## YOUR ASSIGNMENT
Return each record word for word and omit the pictures.

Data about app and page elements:

☆ ☆ ☆ ☆ ☆

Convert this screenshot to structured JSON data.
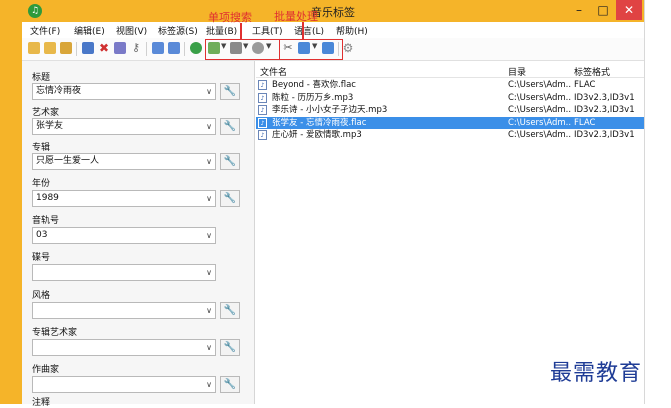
{
  "window": {
    "title": "音乐标签",
    "minimize_glyph": "–",
    "maximize_glyph": "□",
    "close_glyph": "✕"
  },
  "menu": [
    "文件(F)",
    "编辑(E)",
    "视图(V)",
    "标签源(S)",
    "批量(B)",
    "工具(T)",
    "语言(L)",
    "帮助(H)"
  ],
  "annotations": {
    "search_label": "单项搜索",
    "batch_label": "批量处理"
  },
  "fields": [
    {
      "label": "标题",
      "value": "忘情冷雨夜",
      "has_wrench": true
    },
    {
      "label": "艺术家",
      "value": "张学友",
      "has_wrench": true
    },
    {
      "label": "专辑",
      "value": "只愿一生爱一人",
      "has_wrench": true
    },
    {
      "label": "年份",
      "value": "1989",
      "has_wrench": true
    },
    {
      "label": "音轨号",
      "value": "03",
      "has_wrench": false
    },
    {
      "label": "碟号",
      "value": "",
      "has_wrench": false
    },
    {
      "label": "风格",
      "value": "",
      "has_wrench": true
    },
    {
      "label": "专辑艺术家",
      "value": "",
      "has_wrench": true
    },
    {
      "label": "作曲家",
      "value": "",
      "has_wrench": true
    },
    {
      "label": "注释",
      "value": "",
      "has_wrench": false
    }
  ],
  "table": {
    "headers": {
      "name": "文件名",
      "dir": "目录",
      "format": "标签格式"
    },
    "rows": [
      {
        "name": "Beyond - 喜欢你.flac",
        "dir": "C:\\Users\\Adm...",
        "format": "FLAC",
        "selected": false,
        "icon": "flac"
      },
      {
        "name": "陈粒 - 历历万乡.mp3",
        "dir": "C:\\Users\\Adm...",
        "format": "ID3v2.3,ID3v1",
        "selected": false,
        "icon": "mp3"
      },
      {
        "name": "李乐诗 - 小小女子孑边天.mp3",
        "dir": "C:\\Users\\Adm...",
        "format": "ID3v2.3,ID3v1",
        "selected": false,
        "icon": "mp3"
      },
      {
        "name": "张学友 - 忘情冷雨夜.flac",
        "dir": "C:\\Users\\Adm...",
        "format": "FLAC",
        "selected": true,
        "icon": "flac"
      },
      {
        "name": "庄心妍 - 爱欧情歌.mp3",
        "dir": "C:\\Users\\Adm...",
        "format": "ID3v2.3,ID3v1",
        "selected": false,
        "icon": "mp3"
      }
    ]
  },
  "watermark": "最需教育",
  "colors": {
    "accent": "#f5b429",
    "selection": "#3b8fe8",
    "annotation": "#e03030"
  }
}
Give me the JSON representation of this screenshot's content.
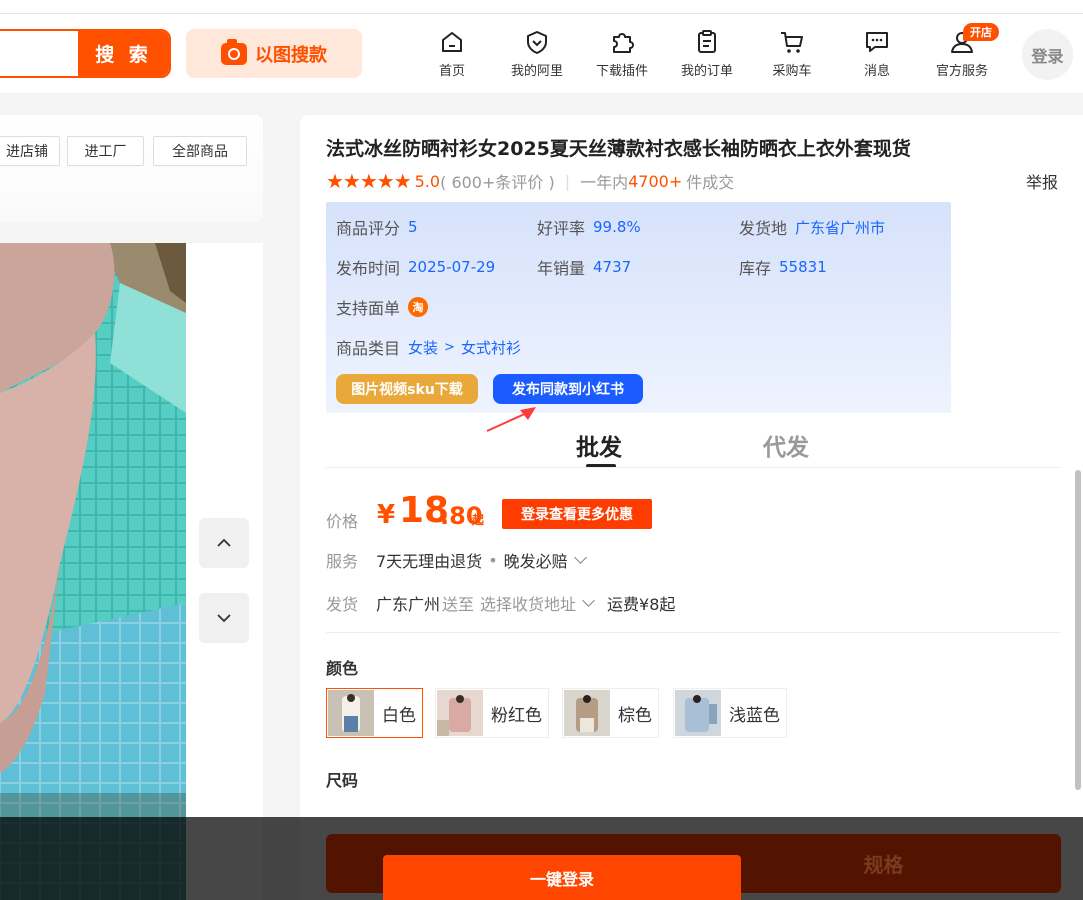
{
  "header": {
    "search_button": "搜 索",
    "image_search": "以图搜款",
    "nav": [
      {
        "label": "首页",
        "icon": "home-icon"
      },
      {
        "label": "我的阿里",
        "icon": "shield-heart-icon"
      },
      {
        "label": "下载插件",
        "icon": "puzzle-icon"
      },
      {
        "label": "我的订单",
        "icon": "clipboard-icon"
      },
      {
        "label": "采购车",
        "icon": "cart-icon"
      },
      {
        "label": "消息",
        "icon": "chat-icon"
      },
      {
        "label": "官方服务",
        "icon": "user-icon"
      }
    ],
    "open_badge": "开店",
    "login": "登录"
  },
  "shop_bar": {
    "buttons": [
      "进店铺",
      "进工厂",
      "全部商品"
    ]
  },
  "product": {
    "title": "法式冰丝防晒衬衫女2025夏天丝薄款衬衣感长袖防晒衣上衣外套现货",
    "stars": "★★★★★",
    "rating": "5.0",
    "review_count": "( 600+条评价 )",
    "divider": "|",
    "sales_prefix": "一年内",
    "sales_number": "4700+",
    "sales_suffix": "件成交",
    "report": "举报"
  },
  "info": {
    "score_label": "商品评分",
    "score_value": "5",
    "praise_label": "好评率",
    "praise_value": "99.8%",
    "origin_label": "发货地",
    "origin_value": "广东省广州市",
    "publish_label": "发布时间",
    "publish_value": "2025-07-29",
    "annual_label": "年销量",
    "annual_value": "4737",
    "stock_label": "库存",
    "stock_value": "55831",
    "waybill_label": "支持面单",
    "waybill_icon": "淘",
    "category_label": "商品类目",
    "category_1": "女装",
    "category_sep": ">",
    "category_2": "女式衬衫",
    "download_button": "图片视频sku下载",
    "xhs_button": "发布同款到小红书"
  },
  "tabs": {
    "wholesale": "批发",
    "dropship": "代发"
  },
  "price": {
    "label": "价格",
    "currency": "¥",
    "integer": "18",
    "decimal": ".80",
    "suffix": "起",
    "login_deal": "登录查看更多优惠"
  },
  "service": {
    "label": "服务",
    "item1": "7天无理由退货",
    "dot": "•",
    "item2": "晚发必赔"
  },
  "shipping": {
    "label": "发货",
    "from": "广东广州",
    "to_word": "送至",
    "address": "选择收货地址",
    "fee": "运费¥8起"
  },
  "color": {
    "label": "颜色",
    "options": [
      {
        "label": "白色",
        "selected": true
      },
      {
        "label": "粉红色",
        "selected": false
      },
      {
        "label": "棕色",
        "selected": false
      },
      {
        "label": "浅蓝色",
        "selected": false
      }
    ]
  },
  "size": {
    "label": "尺码"
  },
  "bottom": {
    "buy_text": "规格",
    "one_click_login": "一键登录"
  },
  "colors": {
    "accent": "#ff5000",
    "link": "#1a66ff",
    "xhs_button": "#1a5cff",
    "download_button": "#e8a93a"
  }
}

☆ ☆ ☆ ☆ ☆

## REPLY
Convert this screenshot to structured JSON data.
{
  "window": {
    "title": "音乐标签",
    "minimize_glyph": "–",
    "maximize_glyph": "□",
    "close_glyph": "✕"
  },
  "menu": [
    "文件(F)",
    "编辑(E)",
    "视图(V)",
    "标签源(S)",
    "批量(B)",
    "工具(T)",
    "语言(L)",
    "帮助(H)"
  ],
  "annotations": {
    "search_label": "单项搜索",
    "batch_label": "批量处理"
  },
  "fields": [
    {
      "label": "标题",
      "value": "忘情冷雨夜",
      "has_wrench": true
    },
    {
      "label": "艺术家",
      "value": "张学友",
      "has_wrench": true
    },
    {
      "label": "专辑",
      "value": "只愿一生爱一人",
      "has_wrench": true
    },
    {
      "label": "年份",
      "value": "1989",
      "has_wrench": true
    },
    {
      "label": "音轨号",
      "value": "03",
      "has_wrench": false
    },
    {
      "label": "碟号",
      "value": "",
      "has_wrench": false
    },
    {
      "label": "风格",
      "value": "",
      "has_wrench": true
    },
    {
      "label": "专辑艺术家",
      "value": "",
      "has_wrench": true
    },
    {
      "label": "作曲家",
      "value": "",
      "has_wrench": true
    },
    {
      "label": "注释",
      "value": "",
      "has_wrench": false
    }
  ],
  "table": {
    "headers": {
      "name": "文件名",
      "dir": "目录",
      "format": "标签格式"
    },
    "rows": [
      {
        "name": "Beyond - 喜欢你.flac",
        "dir": "C:\\Users\\Adm...",
        "format": "FLAC",
        "selected": false,
        "icon": "flac"
      },
      {
        "name": "陈粒 - 历历万乡.mp3",
        "dir": "C:\\Users\\Adm...",
        "format": "ID3v2.3,ID3v1",
        "selected": false,
        "icon": "mp3"
      },
      {
        "name": "李乐诗 - 小小女子孑边天.mp3",
        "dir": "C:\\Users\\Adm...",
        "format": "ID3v2.3,ID3v1",
        "selected": false,
        "icon": "mp3"
      },
      {
        "name": "张学友 - 忘情冷雨夜.flac",
        "dir": "C:\\Users\\Adm...",
        "format": "FLAC",
        "selected": true,
        "icon": "flac"
      },
      {
        "name": "庄心妍 - 爱欧情歌.mp3",
        "dir": "C:\\Users\\Adm...",
        "format": "ID3v2.3,ID3v1",
        "selected": false,
        "icon": "mp3"
      }
    ]
  },
  "watermark": "最需教育",
  "colors": {
    "accent": "#f5b429",
    "selection": "#3b8fe8",
    "annotation": "#e03030"
  }
}
Give me the JSON representation of this screenshot's content.
{
  "header": {
    "search_button": "搜 索",
    "image_search": "以图搜款",
    "nav": [
      {
        "label": "首页",
        "icon": "home-icon"
      },
      {
        "label": "我的阿里",
        "icon": "shield-heart-icon"
      },
      {
        "label": "下载插件",
        "icon": "puzzle-icon"
      },
      {
        "label": "我的订单",
        "icon": "clipboard-icon"
      },
      {
        "label": "采购车",
        "icon": "cart-icon"
      },
      {
        "label": "消息",
        "icon": "chat-icon"
      },
      {
        "label": "官方服务",
        "icon": "user-icon"
      }
    ],
    "open_badge": "开店",
    "login": "登录"
  },
  "shop_bar": {
    "buttons": [
      "进店铺",
      "进工厂",
      "全部商品"
    ]
  },
  "product": {
    "title": "法式冰丝防晒衬衫女2025夏天丝薄款衬衣感长袖防晒衣上衣外套现货",
    "stars": "★★★★★",
    "rating": "5.0",
    "review_count": "( 600+条评价 )",
    "divider": "|",
    "sales_prefix": "一年内",
    "sales_number": "4700+",
    "sales_suffix": "件成交",
    "report": "举报"
  },
  "info": {
    "score_label": "商品评分",
    "score_value": "5",
    "praise_label": "好评率",
    "praise_value": "99.8%",
    "origin_label": "发货地",
    "origin_value": "广东省广州市",
    "publish_label": "发布时间",
    "publish_value": "2025-07-29",
    "annual_label": "年销量",
    "annual_value": "4737",
    "stock_label": "库存",
    "stock_value": "55831",
    "waybill_label": "支持面单",
    "waybill_icon": "淘",
    "category_label": "商品类目",
    "category_1": "女装",
    "category_sep": ">",
    "category_2": "女式衬衫",
    "download_button": "图片视频sku下载",
    "xhs_button": "发布同款到小红书"
  },
  "tabs": {
    "wholesale": "批发",
    "dropship": "代发"
  },
  "price": {
    "label": "价格",
    "currency": "¥",
    "integer": "18",
    "decimal": ".80",
    "suffix": "起",
    "login_deal": "登录查看更多优惠"
  },
  "service": {
    "label": "服务",
    "item1": "7天无理由退货",
    "dot": "•",
    "item2": "晚发必赔"
  },
  "shipping": {
    "label": "发货",
    "from": "广东广州",
    "to_word": "送至",
    "address": "选择收货地址",
    "fee": "运费¥8起"
  },
  "color": {
    "label": "颜色",
    "options": [
      {
        "label": "白色",
        "selected": true
      },
      {
        "label": "粉红色",
        "selected": false
      },
      {
        "label": "棕色",
        "selected": false
      },
      {
        "label": "浅蓝色",
        "selected": false
      }
    ]
  },
  "size": {
    "label": "尺码"
  },
  "bottom": {
    "buy_text": "规格",
    "one_click_login": "一键登录"
  },
  "colors": {
    "accent": "#ff5000",
    "link": "#1a66ff",
    "xhs_button": "#1a5cff",
    "download_button": "#e8a93a"
  }
}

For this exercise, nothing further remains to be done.